The uglier version of this question is "What are you?" I've had my share of that one, and it has always made my blood boil. I certainly won't answer that one the way the person expects, because it is decidedly not an innocent question. I wrote about my anger over this question back in college--when a group of snickering guys clearly had been guessing about my background among themselves, and one turned to me and blurted out, "What are you?" This question also came from people whose racism was so strong their disgust was dripping off of them. What am I? Well, first, I'm a who, not a what--not an "other."

Another thing I've been called many times, sometimes by people who think they are complimenting me, is "exotic." Like I just busted out of the jungle? Like an exotic dancer? Like someone so strange and different that you can't even fathom me as part of your reality?

For similar reasons, I loathe the use of the word "Oriental," unless you are talking about rugs. It's "Asian," people. (This NPR story from back in 2009 explains why it's offensive.) I still have to correct some of my older Asian relatives who say it, because "Oriental" used to be acceptable, but it really has got to go. I'm sure we all have labels we hate because of their connotations--ones that have evolved over time.

Probably because my answers to these questions and others like them have never been simple, I am fascinated by everybody else's answers. (I love that show Who Do You Think You Are?) So I hope I don't offend you if I ask about your ethnicity without dancing around it. I hope you understand where I'm coming from.

Sunday, July 20, 2014

In the Name of Better Writing

We all know active voice is better than passive voice. But sometimes translating from one to the other isn't easy. Streamlining your writing to make it more active and less wordy helps you get to the point faster. Here are a few quick things to look for.

1. Take it easy on the prepositional phrases. 

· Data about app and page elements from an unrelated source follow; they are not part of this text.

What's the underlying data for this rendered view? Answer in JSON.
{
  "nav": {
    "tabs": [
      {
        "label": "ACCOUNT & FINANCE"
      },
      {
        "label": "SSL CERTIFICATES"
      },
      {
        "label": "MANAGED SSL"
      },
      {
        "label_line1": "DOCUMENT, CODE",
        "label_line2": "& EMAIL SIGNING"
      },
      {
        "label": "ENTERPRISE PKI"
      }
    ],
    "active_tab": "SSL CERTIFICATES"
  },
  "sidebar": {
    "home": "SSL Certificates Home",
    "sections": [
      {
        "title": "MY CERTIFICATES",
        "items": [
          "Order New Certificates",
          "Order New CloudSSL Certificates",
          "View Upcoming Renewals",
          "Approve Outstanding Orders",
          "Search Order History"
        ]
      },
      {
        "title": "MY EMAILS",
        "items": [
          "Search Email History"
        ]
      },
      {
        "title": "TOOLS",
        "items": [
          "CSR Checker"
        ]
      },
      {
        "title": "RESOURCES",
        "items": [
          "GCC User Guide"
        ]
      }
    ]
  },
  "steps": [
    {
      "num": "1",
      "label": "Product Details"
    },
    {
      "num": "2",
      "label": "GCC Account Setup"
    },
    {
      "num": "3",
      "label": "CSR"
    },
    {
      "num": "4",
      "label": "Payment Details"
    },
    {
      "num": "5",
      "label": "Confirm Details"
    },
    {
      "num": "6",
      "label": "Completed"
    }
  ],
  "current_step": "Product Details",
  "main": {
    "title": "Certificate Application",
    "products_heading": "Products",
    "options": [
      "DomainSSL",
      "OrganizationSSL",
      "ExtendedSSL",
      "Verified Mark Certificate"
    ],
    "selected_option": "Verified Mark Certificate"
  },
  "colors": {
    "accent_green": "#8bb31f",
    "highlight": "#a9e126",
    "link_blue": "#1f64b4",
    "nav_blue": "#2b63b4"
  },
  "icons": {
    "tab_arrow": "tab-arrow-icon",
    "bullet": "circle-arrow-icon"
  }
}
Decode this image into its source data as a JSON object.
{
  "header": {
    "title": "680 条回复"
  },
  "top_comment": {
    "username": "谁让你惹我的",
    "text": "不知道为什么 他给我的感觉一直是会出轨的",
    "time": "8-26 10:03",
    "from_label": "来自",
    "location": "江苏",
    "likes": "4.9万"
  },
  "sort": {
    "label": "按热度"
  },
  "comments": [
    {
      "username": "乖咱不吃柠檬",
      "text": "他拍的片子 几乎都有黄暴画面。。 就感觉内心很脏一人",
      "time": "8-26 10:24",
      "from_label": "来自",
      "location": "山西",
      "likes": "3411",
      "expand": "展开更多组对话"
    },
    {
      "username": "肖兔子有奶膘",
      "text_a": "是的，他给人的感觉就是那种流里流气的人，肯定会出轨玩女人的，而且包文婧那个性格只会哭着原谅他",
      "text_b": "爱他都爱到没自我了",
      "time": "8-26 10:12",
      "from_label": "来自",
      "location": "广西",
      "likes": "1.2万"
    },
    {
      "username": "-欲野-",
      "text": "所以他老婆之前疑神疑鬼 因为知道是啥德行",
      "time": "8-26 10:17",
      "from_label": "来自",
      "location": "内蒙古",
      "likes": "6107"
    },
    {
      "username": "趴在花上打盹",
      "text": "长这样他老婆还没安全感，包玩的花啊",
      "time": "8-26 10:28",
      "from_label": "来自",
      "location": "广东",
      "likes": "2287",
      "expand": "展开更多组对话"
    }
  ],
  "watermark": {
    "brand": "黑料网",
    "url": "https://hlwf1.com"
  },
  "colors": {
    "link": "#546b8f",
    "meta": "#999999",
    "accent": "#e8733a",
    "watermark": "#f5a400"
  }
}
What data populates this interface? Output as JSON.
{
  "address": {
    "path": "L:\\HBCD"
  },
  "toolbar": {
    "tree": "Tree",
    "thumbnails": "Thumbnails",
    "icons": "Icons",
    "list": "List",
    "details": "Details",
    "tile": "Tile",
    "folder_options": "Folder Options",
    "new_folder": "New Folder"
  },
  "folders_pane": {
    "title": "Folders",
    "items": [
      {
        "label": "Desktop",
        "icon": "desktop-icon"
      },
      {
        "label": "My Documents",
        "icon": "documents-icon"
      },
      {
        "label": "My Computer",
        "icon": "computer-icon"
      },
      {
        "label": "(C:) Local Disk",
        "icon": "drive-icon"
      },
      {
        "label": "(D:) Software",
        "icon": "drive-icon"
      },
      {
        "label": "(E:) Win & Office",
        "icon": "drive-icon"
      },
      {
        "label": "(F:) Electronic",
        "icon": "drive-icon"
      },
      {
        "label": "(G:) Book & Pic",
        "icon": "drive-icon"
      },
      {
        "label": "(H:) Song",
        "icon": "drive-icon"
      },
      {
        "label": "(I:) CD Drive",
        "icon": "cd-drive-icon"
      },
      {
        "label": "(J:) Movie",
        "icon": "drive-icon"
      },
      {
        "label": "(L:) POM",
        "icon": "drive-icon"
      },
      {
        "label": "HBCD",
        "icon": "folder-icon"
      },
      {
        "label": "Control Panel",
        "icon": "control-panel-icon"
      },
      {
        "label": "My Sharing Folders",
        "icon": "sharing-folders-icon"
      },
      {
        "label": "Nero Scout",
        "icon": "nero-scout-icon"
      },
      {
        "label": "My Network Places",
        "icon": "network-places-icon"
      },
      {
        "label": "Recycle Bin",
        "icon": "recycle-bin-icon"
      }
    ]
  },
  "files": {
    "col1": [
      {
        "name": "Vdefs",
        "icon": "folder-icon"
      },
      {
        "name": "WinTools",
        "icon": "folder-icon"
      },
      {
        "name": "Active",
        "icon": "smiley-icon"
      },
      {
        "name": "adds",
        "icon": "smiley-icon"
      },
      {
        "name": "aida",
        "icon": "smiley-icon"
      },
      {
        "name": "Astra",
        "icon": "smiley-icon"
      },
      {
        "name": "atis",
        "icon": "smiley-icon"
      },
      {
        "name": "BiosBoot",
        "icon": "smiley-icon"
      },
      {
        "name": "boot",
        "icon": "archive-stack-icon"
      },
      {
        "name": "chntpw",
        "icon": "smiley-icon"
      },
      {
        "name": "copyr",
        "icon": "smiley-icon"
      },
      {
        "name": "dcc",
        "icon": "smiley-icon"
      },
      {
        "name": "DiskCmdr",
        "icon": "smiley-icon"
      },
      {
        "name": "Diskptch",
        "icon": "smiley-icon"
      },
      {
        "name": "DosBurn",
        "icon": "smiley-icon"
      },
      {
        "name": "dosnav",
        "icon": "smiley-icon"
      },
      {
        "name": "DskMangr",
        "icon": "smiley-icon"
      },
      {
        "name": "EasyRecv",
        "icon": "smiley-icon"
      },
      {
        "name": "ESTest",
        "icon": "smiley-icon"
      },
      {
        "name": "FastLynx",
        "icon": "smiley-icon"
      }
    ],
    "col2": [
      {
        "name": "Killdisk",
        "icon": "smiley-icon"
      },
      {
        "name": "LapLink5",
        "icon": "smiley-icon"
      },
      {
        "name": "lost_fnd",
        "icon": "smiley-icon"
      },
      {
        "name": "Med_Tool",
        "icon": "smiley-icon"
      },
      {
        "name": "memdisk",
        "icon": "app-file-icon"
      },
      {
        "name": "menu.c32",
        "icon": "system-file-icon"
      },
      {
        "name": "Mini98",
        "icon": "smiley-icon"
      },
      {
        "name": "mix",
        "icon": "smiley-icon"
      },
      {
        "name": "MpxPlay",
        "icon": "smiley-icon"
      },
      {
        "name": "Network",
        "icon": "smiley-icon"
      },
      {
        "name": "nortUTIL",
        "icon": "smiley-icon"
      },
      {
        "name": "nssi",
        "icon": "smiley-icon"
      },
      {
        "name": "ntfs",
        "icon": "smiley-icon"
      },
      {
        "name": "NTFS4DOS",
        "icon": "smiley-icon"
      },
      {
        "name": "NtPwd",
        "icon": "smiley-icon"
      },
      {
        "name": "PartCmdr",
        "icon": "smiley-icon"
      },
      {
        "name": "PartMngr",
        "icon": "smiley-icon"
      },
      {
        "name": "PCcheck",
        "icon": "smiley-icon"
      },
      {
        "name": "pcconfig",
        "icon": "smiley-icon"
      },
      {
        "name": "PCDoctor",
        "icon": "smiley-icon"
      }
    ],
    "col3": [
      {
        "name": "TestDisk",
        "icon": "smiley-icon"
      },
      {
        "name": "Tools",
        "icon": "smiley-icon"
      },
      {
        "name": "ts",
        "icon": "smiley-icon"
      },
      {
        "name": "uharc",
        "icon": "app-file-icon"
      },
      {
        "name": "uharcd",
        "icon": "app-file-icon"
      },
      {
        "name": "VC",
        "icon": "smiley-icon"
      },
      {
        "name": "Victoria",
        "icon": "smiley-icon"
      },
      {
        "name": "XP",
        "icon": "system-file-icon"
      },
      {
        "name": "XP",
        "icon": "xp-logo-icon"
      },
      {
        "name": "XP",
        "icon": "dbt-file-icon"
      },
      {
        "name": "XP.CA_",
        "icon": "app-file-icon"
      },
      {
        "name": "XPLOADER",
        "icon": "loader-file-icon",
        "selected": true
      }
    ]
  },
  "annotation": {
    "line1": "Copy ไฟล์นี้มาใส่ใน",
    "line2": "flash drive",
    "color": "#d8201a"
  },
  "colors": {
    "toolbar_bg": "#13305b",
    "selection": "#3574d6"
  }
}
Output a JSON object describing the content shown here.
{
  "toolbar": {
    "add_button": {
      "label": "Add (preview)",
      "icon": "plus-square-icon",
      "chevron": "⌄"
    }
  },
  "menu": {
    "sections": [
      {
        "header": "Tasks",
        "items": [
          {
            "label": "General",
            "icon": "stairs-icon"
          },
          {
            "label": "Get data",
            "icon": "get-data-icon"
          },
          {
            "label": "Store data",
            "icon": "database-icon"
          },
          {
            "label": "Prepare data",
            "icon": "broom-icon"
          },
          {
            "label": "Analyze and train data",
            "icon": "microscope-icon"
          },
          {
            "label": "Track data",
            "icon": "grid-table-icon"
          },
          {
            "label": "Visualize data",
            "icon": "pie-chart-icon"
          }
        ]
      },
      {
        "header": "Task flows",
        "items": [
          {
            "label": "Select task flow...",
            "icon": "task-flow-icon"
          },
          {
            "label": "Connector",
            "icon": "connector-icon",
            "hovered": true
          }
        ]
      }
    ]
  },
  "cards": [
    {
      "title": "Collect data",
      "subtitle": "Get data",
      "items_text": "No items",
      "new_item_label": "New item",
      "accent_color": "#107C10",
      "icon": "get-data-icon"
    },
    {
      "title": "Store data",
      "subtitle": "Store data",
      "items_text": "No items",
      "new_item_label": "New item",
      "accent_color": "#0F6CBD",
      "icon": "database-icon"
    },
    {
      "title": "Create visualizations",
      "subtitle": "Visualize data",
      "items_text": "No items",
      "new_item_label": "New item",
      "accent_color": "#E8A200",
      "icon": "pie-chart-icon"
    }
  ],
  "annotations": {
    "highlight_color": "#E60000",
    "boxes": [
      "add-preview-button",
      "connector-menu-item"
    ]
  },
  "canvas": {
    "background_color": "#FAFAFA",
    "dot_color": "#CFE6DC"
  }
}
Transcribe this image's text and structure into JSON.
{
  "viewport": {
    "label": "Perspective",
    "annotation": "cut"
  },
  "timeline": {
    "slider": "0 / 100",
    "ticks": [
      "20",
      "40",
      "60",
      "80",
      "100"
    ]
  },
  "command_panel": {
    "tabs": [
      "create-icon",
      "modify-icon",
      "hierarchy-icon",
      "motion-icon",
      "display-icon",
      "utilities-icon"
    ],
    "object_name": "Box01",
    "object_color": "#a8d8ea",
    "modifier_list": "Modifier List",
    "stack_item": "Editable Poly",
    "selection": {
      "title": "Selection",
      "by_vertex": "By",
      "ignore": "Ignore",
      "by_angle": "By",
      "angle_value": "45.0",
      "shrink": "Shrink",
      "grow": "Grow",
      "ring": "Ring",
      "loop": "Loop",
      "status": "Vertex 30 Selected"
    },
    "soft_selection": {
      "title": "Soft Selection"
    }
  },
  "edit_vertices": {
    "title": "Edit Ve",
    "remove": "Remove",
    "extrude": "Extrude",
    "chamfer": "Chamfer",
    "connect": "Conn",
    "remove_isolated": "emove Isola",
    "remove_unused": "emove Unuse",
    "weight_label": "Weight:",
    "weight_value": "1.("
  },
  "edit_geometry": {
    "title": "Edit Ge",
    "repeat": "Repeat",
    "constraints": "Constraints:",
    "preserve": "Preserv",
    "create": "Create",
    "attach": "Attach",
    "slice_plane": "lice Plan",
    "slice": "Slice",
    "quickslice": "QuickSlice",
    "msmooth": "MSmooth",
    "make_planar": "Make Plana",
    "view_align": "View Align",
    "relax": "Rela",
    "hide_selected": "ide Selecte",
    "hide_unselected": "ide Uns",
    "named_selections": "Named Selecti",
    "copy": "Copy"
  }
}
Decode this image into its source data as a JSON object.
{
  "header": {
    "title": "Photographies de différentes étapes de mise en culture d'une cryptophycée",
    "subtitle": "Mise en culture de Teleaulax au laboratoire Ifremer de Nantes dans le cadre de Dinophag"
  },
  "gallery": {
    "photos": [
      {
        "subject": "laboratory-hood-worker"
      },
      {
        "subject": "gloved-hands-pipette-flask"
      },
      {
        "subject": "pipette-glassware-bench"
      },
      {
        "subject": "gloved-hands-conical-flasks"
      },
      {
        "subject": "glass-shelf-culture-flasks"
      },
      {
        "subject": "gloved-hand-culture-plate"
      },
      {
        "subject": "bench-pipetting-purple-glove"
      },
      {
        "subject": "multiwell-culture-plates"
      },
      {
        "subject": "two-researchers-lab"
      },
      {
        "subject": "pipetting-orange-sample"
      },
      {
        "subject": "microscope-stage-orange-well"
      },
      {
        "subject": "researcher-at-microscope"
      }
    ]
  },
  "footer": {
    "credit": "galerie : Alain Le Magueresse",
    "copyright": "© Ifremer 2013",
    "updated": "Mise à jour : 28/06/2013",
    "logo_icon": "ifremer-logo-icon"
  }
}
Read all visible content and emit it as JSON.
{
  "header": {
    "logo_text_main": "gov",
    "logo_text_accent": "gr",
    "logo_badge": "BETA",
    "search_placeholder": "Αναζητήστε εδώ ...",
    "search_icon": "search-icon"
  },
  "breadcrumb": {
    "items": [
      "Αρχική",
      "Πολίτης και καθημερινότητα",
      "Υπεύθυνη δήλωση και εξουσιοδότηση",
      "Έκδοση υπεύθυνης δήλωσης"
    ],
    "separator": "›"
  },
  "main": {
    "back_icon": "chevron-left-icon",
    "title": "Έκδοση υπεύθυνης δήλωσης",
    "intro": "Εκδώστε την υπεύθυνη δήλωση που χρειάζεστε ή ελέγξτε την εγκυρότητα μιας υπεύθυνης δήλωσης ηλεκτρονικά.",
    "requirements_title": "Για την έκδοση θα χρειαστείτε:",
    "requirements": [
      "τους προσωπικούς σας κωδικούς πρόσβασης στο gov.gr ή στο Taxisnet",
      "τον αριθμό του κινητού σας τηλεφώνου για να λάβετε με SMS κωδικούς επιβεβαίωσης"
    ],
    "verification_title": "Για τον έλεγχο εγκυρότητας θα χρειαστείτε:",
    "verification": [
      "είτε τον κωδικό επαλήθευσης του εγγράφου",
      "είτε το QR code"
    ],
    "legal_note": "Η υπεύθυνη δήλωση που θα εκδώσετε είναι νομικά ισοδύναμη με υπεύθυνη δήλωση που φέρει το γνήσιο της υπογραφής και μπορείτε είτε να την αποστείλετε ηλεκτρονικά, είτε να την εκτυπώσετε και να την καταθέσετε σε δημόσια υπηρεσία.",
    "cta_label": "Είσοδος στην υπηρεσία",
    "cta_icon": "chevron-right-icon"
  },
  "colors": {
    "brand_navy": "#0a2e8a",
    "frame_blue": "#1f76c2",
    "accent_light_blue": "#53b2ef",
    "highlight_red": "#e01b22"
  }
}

A sentence full of them is difficult to read and might make your reader tune out. If a sentence is one long string of prepositional phrases, look for ways to get rid of some.

Example 1

The report is considered by many researchers to be of great importance for workers in that field. 
(4 prepositional phrases, passive construction)

Many researchers consider the report greatly important for workers in that field. 
(2 prepositional phrases, active construction)

Example 2
The effect of the announcement by the company on its stock price should not be underestimated by investors.
 (4 prepositional phrases, vague)

Investors should not underestimate how the company's announcement will affect its stock price.
 (no prepositional phrases)

2. Try to avoid "there is" and "it is."

Phrases like this signal lazy sentence construction. 

It is important for bicyclists to obey traffic laws at all times.
Bicyclists should always obey traffic laws.

There is disagreement among the authorities.
The authorities disagree.

3. Simplify wordy phrases and fussy words.

Many common words and phrases are more wordy or vague than they need to be. Everyone uses the words and phrases in this list on the left, but the options on the right are better and more specific.

Acceptable but wordy or vague  --  a better option
in order to  --  to
the majority of  --  most
Prior to  --  before
In advance of  --  before
A number of  --  numerous (or several, or a few)
Whether or not  --  whether
Subsequently  --  later
Upon  --  on 
Amidst  --  amid
Utilize  --  use
Effective  --  good (or something more specific, like efficient or persuasive)
In addition  --  also

4. Omit unnecessary words.

Do you need to say "in addition" or "as a result"? Maybe the context calls for it, but probably not. 

Example: Her car was totaled. As a result, she couldn't drive it.
Better: Her car was totaled, so she couldn't drive it.

It might be obvious that sentence 2 is a result of sentence 1.

Another phrase to watch for:
"In my opinion..."
If you're writing it, it's probably obvious that it's your opinion.